Hungry, rowdy, and especially sleepy are stereotypes that follow college students, and all three can be attributed to the lack of sleep college students get on a regular basis, says a UT professor. Theresa Lee, dean of arts and sciences, claims cognitive problems college students face is due to more time counting assignments than counting sheep.
Speaking at the Weekly Science Forum on Friday, December 1, Lee explained a lack of sleep can lead to decreased motivation, diligence, and performance, along with increases in moodiness, aggressiveness, and hunger. She also said that while most people recognize the symptoms of fatigue, few realize that sleep is useful biologically implications.
“Sleep is the brain regulating its function,” Lee said.
Lee stated that when a person has been awake for 18 continuous hours, the person’s cognition is that of a .05 percent blood alcohol content, which can significantly impair daily function such as driving.
Sleep is foremost a time for the body to rest and repair from daily activity, explained Lee. One of the most important and overlooked aspects of sleep us the chemical flush of the brain, during which fluid will literally flush though the brain and body to wipe out chemical debris the body has accumulated in a day’s work.
She advises her first year college students that when the choice comes down between sleep and study the night before an exam, always choose sleep because retention and decision making are both strongly correlated with sleep. When a person’s body hasn’t gotten the amount of sleep it needs, the brain can retreat into a stage of “micro-sleep,” moments of mental and physical rest that mimic shortened sleep sequences.
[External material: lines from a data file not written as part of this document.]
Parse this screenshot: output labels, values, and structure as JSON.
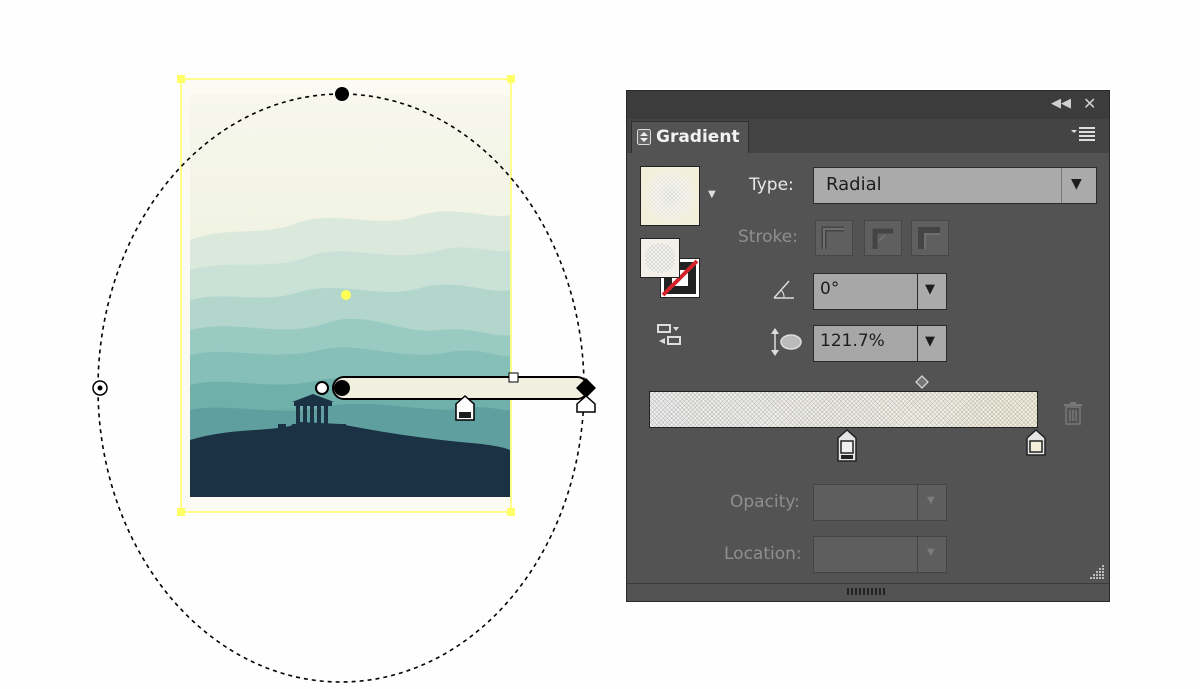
{
  "panel": {
    "tab_label": "Gradient",
    "collapse_icon": "double-chevron-left-icon",
    "close_icon": "close-icon",
    "menu_icon": "panel-menu-icon",
    "type_label": "Type:",
    "type_value": "Radial",
    "stroke_label": "Stroke:",
    "angle_icon": "angle-icon",
    "angle_value": "0°",
    "aspect_icon": "aspect-ratio-icon",
    "aspect_value": "121.7%",
    "opacity_label": "Opacity:",
    "location_label": "Location:",
    "delete_icon": "trash-icon"
  },
  "gradient": {
    "type": "radial",
    "stops": [
      {
        "color": "#f0f0f0",
        "location": 50
      },
      {
        "color": "#f4f0da",
        "location": 100
      }
    ]
  },
  "colors": {
    "panel_bg": "#535353",
    "selection": "#ffff66",
    "sky": "#eef1de",
    "mountain": "#8fc6bd",
    "silhouette": "#1b3244"
  }
}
The incremental control of when the body is awake and asleep is the gating mechanism for a person’s circadian rhythms. This cyclical biological rhythm for sleep and wake alongside chemicals like melatonin, which consolidate a person’s ability to fall asleep, do not work if the lights are on, both figuratively and literally. White light from the screens laptops, televisions, or phones can disrupt the mind’s sleep cycles.
“Sleep is a biological rhythm… you need to think of it regularly,” Lee said.
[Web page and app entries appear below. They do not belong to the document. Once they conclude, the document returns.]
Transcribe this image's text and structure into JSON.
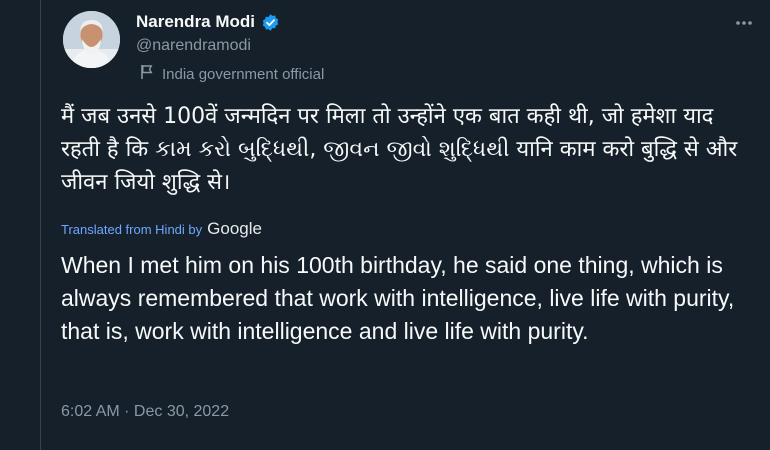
{
  "user": {
    "name": "Narendra Modi",
    "handle": "@narendramodi",
    "label": "India government official"
  },
  "tweet": {
    "text": "मैं जब उनसे 100वें जन्मदिन पर मिला तो उन्होंने एक बात कही थी, जो हमेशा याद रहती है कि કામ કરો બુદ્ધિથી, જીવન જીવો શુદ્ધિથી यानि काम करो बुद्धि से और जीवन जियो शुद्धि से।",
    "translated_prefix": "Translated from Hindi by",
    "translator": "Google",
    "translation": "When I met him on his 100th birthday, he said one thing, which is always remembered that work with intelligence, live life with purity, that is, work with intelligence and live life with purity.",
    "timestamp": "6:02 AM · Dec 30, 2022"
  },
  "icons": {
    "verified": "verified-badge-icon",
    "flag": "flag-icon",
    "more": "more-options-icon"
  },
  "colors": {
    "background": "#15202b",
    "verified": "#1d9bf0",
    "link": "#6ea8fe",
    "secondary": "#8b98a5"
  }
}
Lee claims the magic number for hours of sleep a person needs per night is at least seven. Eight or nine hours of sleep would be a nice goal, but not always obtainable for students during the busy stages of college according to Lee. Lee also had a magic number for naps, stating 15-30 minutes is enough to jump-start your brain without influencing the body’s natural sleep cycles.
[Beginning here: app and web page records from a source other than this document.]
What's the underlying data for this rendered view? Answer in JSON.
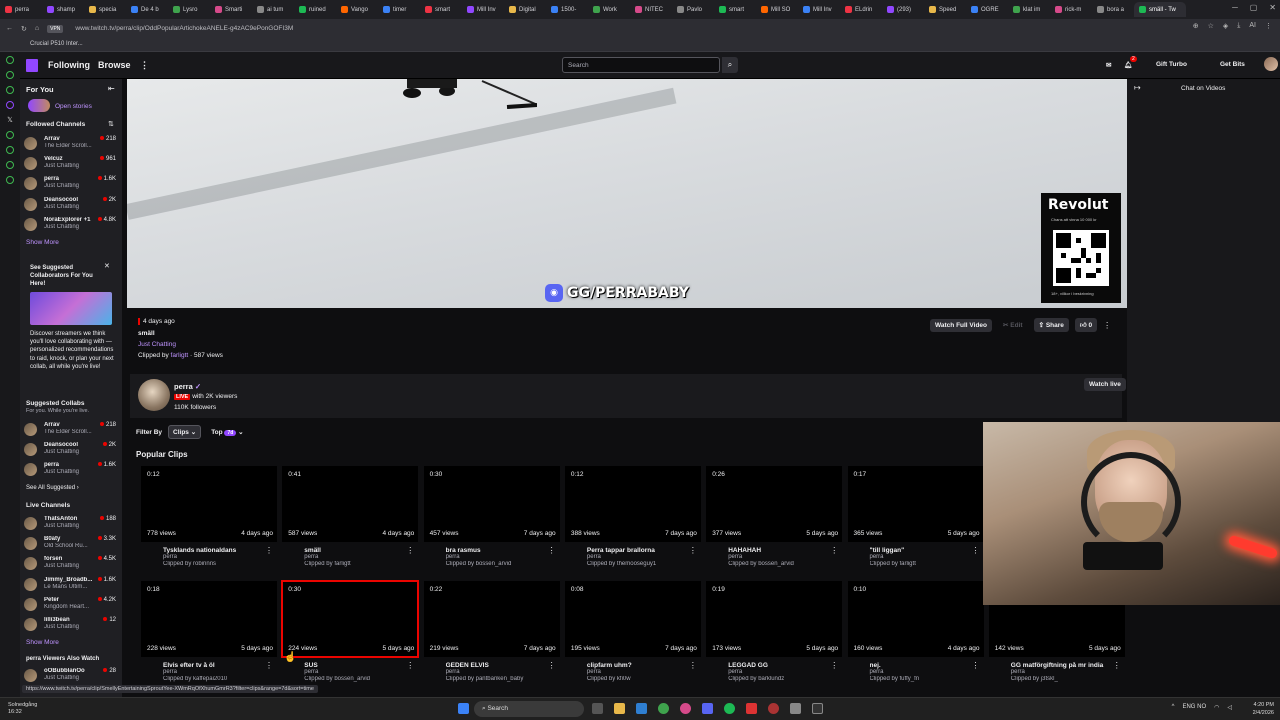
{
  "browser": {
    "tabs": [
      "perra",
      "shamp",
      "specia",
      "De 4 b",
      "Lysro",
      "Smarti",
      "ai tum",
      "ruined",
      "Vango",
      "timer",
      "smart",
      "Mill Inv",
      "Digital",
      "1500-",
      "Work",
      "NITEC",
      "Pavlo",
      "smart",
      "Mill SO",
      "Mill Inv",
      "ELdrin",
      "(293)",
      "Speed",
      "OGRE",
      "klat im",
      "rick-m",
      "bora a",
      "smäll - Tw"
    ],
    "url": "www.twitch.tv/perra/clip/OddPopularArtichokeANELE-g4zAC9ePonGOFI3M",
    "vpn_label": "VPN",
    "bookmark": "Crucial P510 Inter..."
  },
  "nav": {
    "following": "Following",
    "browse": "Browse",
    "more": "⋮",
    "search_placeholder": "Search",
    "gift_turbo": "Gift Turbo",
    "get_bits": "Get Bits",
    "notif_count": "2"
  },
  "sidebar": {
    "for_you": "For You",
    "open_stories": "Open stories",
    "followed_header": "Followed Channels",
    "followed": [
      {
        "name": "Arrav",
        "game": "The Elder Scroll...",
        "viewers": "218"
      },
      {
        "name": "Velcuz",
        "game": "Just Chatting",
        "viewers": "961"
      },
      {
        "name": "perra",
        "game": "Just Chatting",
        "viewers": "1.6K"
      },
      {
        "name": "Deansocool",
        "game": "Just Chatting",
        "viewers": "2K"
      },
      {
        "name": "NoraExplorer +1",
        "game": "Just Chatting",
        "viewers": "4.8K"
      }
    ],
    "show_more": "Show More",
    "promo_title": "See Suggested Collaborators For You Here!",
    "promo_text": "Discover streamers we think you'll love collaborating with — personalized recommendations to raid, knock, or plan your next collab, all while you're live!",
    "suggested_header": "Suggested Collabs",
    "suggested_sub": "For you. While you're live.",
    "suggested": [
      {
        "name": "Arrav",
        "game": "The Elder Scroll...",
        "viewers": "218"
      },
      {
        "name": "Deansocool",
        "game": "Just Chatting",
        "viewers": "2K"
      },
      {
        "name": "perra",
        "game": "Just Chatting",
        "viewers": "1.6K"
      }
    ],
    "see_all_suggested": "See All Suggested",
    "live_header": "Live Channels",
    "live": [
      {
        "name": "ThatsAnton",
        "game": "Just Chatting",
        "viewers": "188"
      },
      {
        "name": "B0aty",
        "game": "Old School Ru...",
        "viewers": "3.3K"
      },
      {
        "name": "forsen",
        "game": "Just Chatting",
        "viewers": "4.5K"
      },
      {
        "name": "Jimmy_Broadb...",
        "game": "Le Mans Ultim...",
        "viewers": "1.6K"
      },
      {
        "name": "Peter",
        "game": "Kingdom Heart...",
        "viewers": "4.2K"
      },
      {
        "name": "lilli3bean",
        "game": "Just Chatting",
        "viewers": "12"
      }
    ],
    "show_more_live": "Show More",
    "also_watch_header": "perra Viewers Also Watch",
    "also_watch": [
      {
        "name": "oOBubblanOo",
        "game": "Just Chatting",
        "viewers": "28"
      }
    ]
  },
  "video": {
    "overlay_text": "GG/PERRABABY",
    "ad_brand": "Revolut",
    "ad_sub": "Chans att vinna 10 000 kr",
    "ad_footer": "18+, villkor i beskrivning"
  },
  "chat": {
    "label": "Chat on Videos"
  },
  "clip": {
    "age": "4 days ago",
    "title": "smäll",
    "category": "Just Chatting",
    "clipped_by_prefix": "Clipped by",
    "clipper": "farligtt",
    "views": "· 587 views",
    "watch_full": "Watch Full Video",
    "edit": "Edit",
    "share": "Share",
    "likes": "0"
  },
  "channel": {
    "name": "perra",
    "live_badge": "LIVE",
    "viewers_text": "with 2K viewers",
    "followers": "110K followers",
    "watch_live": "Watch live"
  },
  "filters": {
    "label": "Filter By",
    "type": "Clips",
    "sort": "Top",
    "sort_tag": "7d"
  },
  "popular_header": "Popular Clips",
  "clips_row1": [
    {
      "dur": "0:12",
      "views": "778 views",
      "ago": "4 days ago",
      "title": "Tysklands nationaldans",
      "channel": "perra",
      "by": "Clipped by robinnns"
    },
    {
      "dur": "0:41",
      "views": "587 views",
      "ago": "4 days ago",
      "title": "smäll",
      "channel": "perra",
      "by": "Clipped by farligtt"
    },
    {
      "dur": "0:30",
      "views": "457 views",
      "ago": "7 days ago",
      "title": "bra rasmus",
      "channel": "perra",
      "by": "Clipped by bossen_arvid"
    },
    {
      "dur": "0:12",
      "views": "388 views",
      "ago": "7 days ago",
      "title": "Perra tappar brallorna",
      "channel": "perra",
      "by": "Clipped by themooseguy1"
    },
    {
      "dur": "0:26",
      "views": "377 views",
      "ago": "5 days ago",
      "title": "HAHAHAH",
      "channel": "perra",
      "by": "Clipped by bossen_arvid"
    },
    {
      "dur": "0:17",
      "views": "365 views",
      "ago": "5 days ago",
      "title": "\"till liggan\"",
      "channel": "perra",
      "by": "Clipped by farligtt"
    }
  ],
  "clips_row2": [
    {
      "dur": "0:18",
      "views": "228 views",
      "ago": "5 days ago",
      "title": "Elvis efter tv å öl",
      "channel": "perra",
      "by": "Clipped by kaffepai2010"
    },
    {
      "dur": "0:30",
      "views": "224 views",
      "ago": "5 days ago",
      "title": "SUS",
      "channel": "perra",
      "by": "Clipped by bossen_arvid"
    },
    {
      "dur": "0:22",
      "views": "219 views",
      "ago": "7 days ago",
      "title": "GEDEN ELVIS",
      "channel": "perra",
      "by": "Clipped by pantbanken_baby"
    },
    {
      "dur": "0:08",
      "views": "195 views",
      "ago": "7 days ago",
      "title": "clipfarm uhm?",
      "channel": "perra",
      "by": "Clipped by kfi0w"
    },
    {
      "dur": "0:19",
      "views": "173 views",
      "ago": "5 days ago",
      "title": "LEGGAD GG",
      "channel": "perra",
      "by": "Clipped by barklundz"
    },
    {
      "dur": "0:10",
      "views": "160 views",
      "ago": "4 days ago",
      "title": "nej.",
      "channel": "perra",
      "by": "Clipped by fuffy_fn"
    },
    {
      "dur": "",
      "views": "142 views",
      "ago": "5 days ago",
      "title": "GG matförgiftning på mr india",
      "channel": "perra",
      "by": "Clipped by j3tskl_"
    }
  ],
  "status_url": "https://www.twitch.tv/perra/clip/SmellyEntertainingSproutYee-XWmRqOfXhumGmrR3?filter=clips&range=7d&sort=time",
  "taskbar": {
    "weather": "Solnedgång",
    "weather_sub": "16:32",
    "search": "Search",
    "lang": "ENG",
    "lang2": "NO",
    "time": "4:20 PM",
    "date": "2/4/2026"
  },
  "colors": {
    "twitch_purple": "#9147ff",
    "live_red": "#eb0400",
    "bg": "#0e0e10"
  }
}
Lee gave permission and encouragement for long and restful sleep over the college’s winter break.